> [EXERCISE INSTRUCTIONS]
Nothing in the records below should be altered when they are retyped.

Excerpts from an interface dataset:

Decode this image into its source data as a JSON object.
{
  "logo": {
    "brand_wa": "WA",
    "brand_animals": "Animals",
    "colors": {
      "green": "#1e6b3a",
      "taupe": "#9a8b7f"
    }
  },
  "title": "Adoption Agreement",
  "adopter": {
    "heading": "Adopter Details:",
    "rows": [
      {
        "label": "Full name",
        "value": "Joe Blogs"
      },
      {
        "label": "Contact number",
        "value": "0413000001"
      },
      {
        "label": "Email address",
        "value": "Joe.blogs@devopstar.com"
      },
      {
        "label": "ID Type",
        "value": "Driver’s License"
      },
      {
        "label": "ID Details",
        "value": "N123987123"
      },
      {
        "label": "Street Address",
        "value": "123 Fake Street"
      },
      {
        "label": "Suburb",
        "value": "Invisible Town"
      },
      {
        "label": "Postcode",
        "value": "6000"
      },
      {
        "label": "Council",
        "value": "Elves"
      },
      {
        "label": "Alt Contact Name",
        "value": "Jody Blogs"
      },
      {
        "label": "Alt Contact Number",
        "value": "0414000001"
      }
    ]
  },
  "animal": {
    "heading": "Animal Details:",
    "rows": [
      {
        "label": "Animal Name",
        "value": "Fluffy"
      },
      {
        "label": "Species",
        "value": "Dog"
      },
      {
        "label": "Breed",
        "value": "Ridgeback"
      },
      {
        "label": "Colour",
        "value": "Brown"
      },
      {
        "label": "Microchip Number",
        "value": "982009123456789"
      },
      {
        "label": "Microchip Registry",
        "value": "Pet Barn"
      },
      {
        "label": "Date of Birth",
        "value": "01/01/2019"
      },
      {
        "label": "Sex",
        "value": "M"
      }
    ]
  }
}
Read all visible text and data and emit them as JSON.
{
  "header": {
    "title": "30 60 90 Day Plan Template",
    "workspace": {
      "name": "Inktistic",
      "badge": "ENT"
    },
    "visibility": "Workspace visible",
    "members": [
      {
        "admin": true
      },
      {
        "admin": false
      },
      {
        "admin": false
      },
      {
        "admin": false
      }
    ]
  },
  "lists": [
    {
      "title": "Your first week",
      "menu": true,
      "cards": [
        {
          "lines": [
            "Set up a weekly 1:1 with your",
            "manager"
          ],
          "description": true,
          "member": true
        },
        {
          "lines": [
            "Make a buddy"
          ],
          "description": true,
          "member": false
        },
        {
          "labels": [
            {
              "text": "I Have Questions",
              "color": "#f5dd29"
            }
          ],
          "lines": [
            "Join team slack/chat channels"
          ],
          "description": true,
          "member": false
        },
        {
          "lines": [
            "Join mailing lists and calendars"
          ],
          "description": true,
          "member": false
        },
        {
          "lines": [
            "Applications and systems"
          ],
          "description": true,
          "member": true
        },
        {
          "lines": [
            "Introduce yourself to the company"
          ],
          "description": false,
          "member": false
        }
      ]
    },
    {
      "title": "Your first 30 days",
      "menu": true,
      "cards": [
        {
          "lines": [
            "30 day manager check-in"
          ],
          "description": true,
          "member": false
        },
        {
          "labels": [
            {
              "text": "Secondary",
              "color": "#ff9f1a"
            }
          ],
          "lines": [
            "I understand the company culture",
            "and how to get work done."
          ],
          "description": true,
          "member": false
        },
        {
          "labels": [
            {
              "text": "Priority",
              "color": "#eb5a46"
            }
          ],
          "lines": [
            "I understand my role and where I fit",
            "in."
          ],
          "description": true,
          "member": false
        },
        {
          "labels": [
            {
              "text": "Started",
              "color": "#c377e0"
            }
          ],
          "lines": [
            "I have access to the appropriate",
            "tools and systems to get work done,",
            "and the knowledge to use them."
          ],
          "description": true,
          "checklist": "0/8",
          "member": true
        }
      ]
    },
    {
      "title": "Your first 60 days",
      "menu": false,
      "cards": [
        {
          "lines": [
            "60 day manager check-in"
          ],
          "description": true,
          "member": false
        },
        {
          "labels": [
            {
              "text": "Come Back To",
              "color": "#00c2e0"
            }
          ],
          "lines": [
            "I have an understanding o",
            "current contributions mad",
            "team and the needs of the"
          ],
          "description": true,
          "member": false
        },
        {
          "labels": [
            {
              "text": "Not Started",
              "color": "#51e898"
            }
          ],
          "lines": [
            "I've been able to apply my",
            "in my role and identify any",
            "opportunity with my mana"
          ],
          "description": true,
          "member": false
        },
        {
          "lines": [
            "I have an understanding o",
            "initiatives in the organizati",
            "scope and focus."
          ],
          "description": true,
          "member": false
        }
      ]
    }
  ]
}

> [ANSWER BOX]
Decode this image into its source data as a JSON object.
{
  "logo": {
    "brand_wa": "WA",
    "brand_animals": "Animals",
    "colors": {
      "green": "#1e6b3a",
      "taupe": "#9a8b7f"
    }
  },
  "title": "Adoption Agreement",
  "adopter": {
    "heading": "Adopter Details:",
    "rows": [
      {
        "label": "Full name",
        "value": "Joe Blogs"
      },
      {
        "label": "Contact number",
        "value": "0413000001"
      },
      {
        "label": "Email address",
        "value": "Joe.blogs@devopstar.com"
      },
      {
        "label": "ID Type",
        "value": "Driver’s License"
      },
      {
        "label": "ID Details",
        "value": "N123987123"
      },
      {
        "label": "Street Address",
        "value": "123 Fake Street"
      },
      {
        "label": "Suburb",
        "value": "Invisible Town"
      },
      {
        "label": "Postcode",
        "value": "6000"
      },
      {
        "label": "Council",
        "value": "Elves"
      },
      {
        "label": "Alt Contact Name",
        "value": "Jody Blogs"
      },
      {
        "label": "Alt Contact Number",
        "value": "0414000001"
      }
    ]
  },
  "animal": {
    "heading": "Animal Details:",
    "rows": [
      {
        "label": "Animal Name",
        "value": "Fluffy"
      },
      {
        "label": "Species",
        "value": "Dog"
      },
      {
        "label": "Breed",
        "value": "Ridgeback"
      },
      {
        "label": "Colour",
        "value": "Brown"
      },
      {
        "label": "Microchip Number",
        "value": "982009123456789"
      },
      {
        "label": "Microchip Registry",
        "value": "Pet Barn"
      },
      {
        "label": "Date of Birth",
        "value": "01/01/2019"
      },
      {
        "label": "Sex",
        "value": "M"
      }
    ]
  }
}
Read all visible text and data and emit them as JSON.
{
  "header": {
    "title": "30 60 90 Day Plan Template",
    "workspace": {
      "name": "Inktistic",
      "badge": "ENT"
    },
    "visibility": "Workspace visible",
    "members": [
      {
        "admin": true
      },
      {
        "admin": false
      },
      {
        "admin": false
      },
      {
        "admin": false
      }
    ]
  },
  "lists": [
    {
      "title": "Your first week",
      "menu": true,
      "cards": [
        {
          "lines": [
            "Set up a weekly 1:1 with your",
            "manager"
          ],
          "description": true,
          "member": true
        },
        {
          "lines": [
            "Make a buddy"
          ],
          "description": true,
          "member": false
        },
        {
          "labels": [
            {
              "text": "I Have Questions",
              "color": "#f5dd29"
            }
          ],
          "lines": [
            "Join team slack/chat channels"
          ],
          "description": true,
          "member": false
        },
        {
          "lines": [
            "Join mailing lists and calendars"
          ],
          "description": true,
          "member": false
        },
        {
          "lines": [
            "Applications and systems"
          ],
          "description": true,
          "member": true
        },
        {
          "lines": [
            "Introduce yourself to the company"
          ],
          "description": false,
          "member": false
        }
      ]
    },
    {
      "title": "Your first 30 days",
      "menu": true,
      "cards": [
        {
          "lines": [
            "30 day manager check-in"
          ],
          "description": true,
          "member": false
        },
        {
          "labels": [
            {
              "text": "Secondary",
              "color": "#ff9f1a"
            }
          ],
          "lines": [
            "I understand the company culture",
            "and how to get work done."
          ],
          "description": true,
          "member": false
        },
        {
          "labels": [
            {
              "text": "Priority",
              "color": "#eb5a46"
            }
          ],
          "lines": [
            "I understand my role and where I fit",
            "in."
          ],
          "description": true,
          "member": false
        },
        {
          "labels": [
            {
              "text": "Started",
              "color": "#c377e0"
            }
          ],
          "lines": [
            "I have access to the appropriate",
            "tools and systems to get work done,",
            "and the knowledge to use them."
          ],
          "description": true,
          "checklist": "0/8",
          "member": true
        }
      ]
    },
    {
      "title": "Your first 60 days",
      "menu": false,
      "cards": [
        {
          "lines": [
            "60 day manager check-in"
          ],
          "description": true,
          "member": false
        },
        {
          "labels": [
            {
              "text": "Come Back To",
              "color": "#00c2e0"
            }
          ],
          "lines": [
            "I have an understanding o",
            "current contributions mad",
            "team and the needs of the"
          ],
          "description": true,
          "member": false
        },
        {
          "labels": [
            {
              "text": "Not Started",
              "color": "#51e898"
            }
          ],
          "lines": [
            "I've been able to apply my",
            "in my role and identify any",
            "opportunity with my mana"
          ],
          "description": true,
          "member": false
        },
        {
          "lines": [
            "I have an understanding o",
            "initiatives in the organizati",
            "scope and focus."
          ],
          "description": true,
          "member": false
        }
      ]
    }
  ]
}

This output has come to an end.